There are multiple options for pain control after shoulder arthroscopy, but new data suggests that subacromial infusion shouldn’t be one of them.
With more than 500,000 procedures performed each year, shoulder arthroscopy is one of the most common orthopedic procedures.
In their study, “Pain Control After Shoulder Arthroscopy: A Systematic Review of Randomized Controlled Trials With A Network Meta-analysis,” published online on December 15, 2020 in The American Journal of Sports Medicine, the researchers set out to determine what pain control options lead to the best patient outcomes.
They systematically reviewed randomized-controlled trials on pain control after shoulder arthroscopy in the acute postoperative setting using the PRISMA (Preferred Reporting Items for Systematic Meta-Analyses) guidelines. The pain control interventions included in the studies were nerve blocks, nerve block adjuncts, subacromial injections, patient-controlled analgesia, and oral medications.
The systematic review analyzed 83 randomized-controlled trials. The researchers found that across 40 of the studies, peripheral nerve blocks significantly reduced postoperative pain and opioid use.
There was no significant difference, however, among the variable blocks in the network meta-analysis. They did find though that continuous interscalene block had the highest P-score at most time points.
Nerve block adjuncts were consistently successful at prolonging nerve block time and reducing time across 18 of the studies. And preoperative administration significantly reduced postoperative pain scores (p < .05).
The researchers, however, didn’t find any benefit to subacromial infusions where a mixture of anesthesia and anti-inflammatory medicine is injected into the space between the acromion and the head of the humerus.
They wrote, “Continuous interscalene block resulted in the lowest pain levels at most time points, although this was not significantly different when compared with the other nerve blocks.
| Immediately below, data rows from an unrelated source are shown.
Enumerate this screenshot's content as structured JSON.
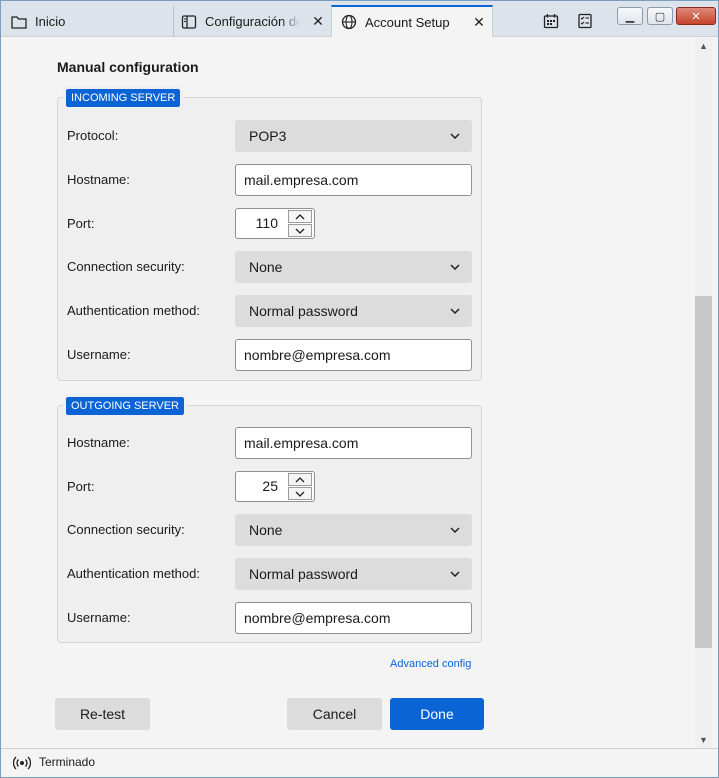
{
  "tabs": [
    {
      "label": "Inicio",
      "icon": "folder-icon"
    },
    {
      "label": "Configuración de la cuenta",
      "icon": "settings-page-icon"
    },
    {
      "label": "Account Setup",
      "icon": "globe-icon",
      "active": true
    }
  ],
  "toolbar": {
    "calendar_icon": "calendar-icon",
    "tasks_icon": "tasks-icon"
  },
  "window_controls": {
    "minimize": "minimize-icon",
    "maximize": "maximize-icon",
    "close": "close-icon"
  },
  "heading": "Manual configuration",
  "incoming": {
    "legend": "INCOMING SERVER",
    "protocol_label": "Protocol:",
    "protocol_value": "POP3",
    "hostname_label": "Hostname:",
    "hostname_value": "mail.empresa.com",
    "port_label": "Port:",
    "port_value": "110",
    "security_label": "Connection security:",
    "security_value": "None",
    "auth_label": "Authentication method:",
    "auth_value": "Normal password",
    "username_label": "Username:",
    "username_value": "nombre@empresa.com"
  },
  "outgoing": {
    "legend": "OUTGOING SERVER",
    "hostname_label": "Hostname:",
    "hostname_value": "mail.empresa.com",
    "port_label": "Port:",
    "port_value": "25",
    "security_label": "Connection security:",
    "security_value": "None",
    "auth_label": "Authentication method:",
    "auth_value": "Normal password",
    "username_label": "Username:",
    "username_value": "nombre@empresa.com"
  },
  "advanced_link": "Advanced config",
  "buttons": {
    "retest": "Re-test",
    "cancel": "Cancel",
    "done": "Done"
  },
  "status": {
    "text": "Terminado",
    "icon": "connection-status-icon"
  },
  "colors": {
    "accent": "#0a64d6",
    "select_bg": "#dcdcdc"
  }
}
Additionally, nerve block adjuncts may prolong the postoperative block time and improve pain control.”
Adding that while “there is promising evidence for some oral medications and newer modalities to control pain and reduce opioid use,” they found “no evidence to support the use of subacromial infusions or patient-controlled analgesia.”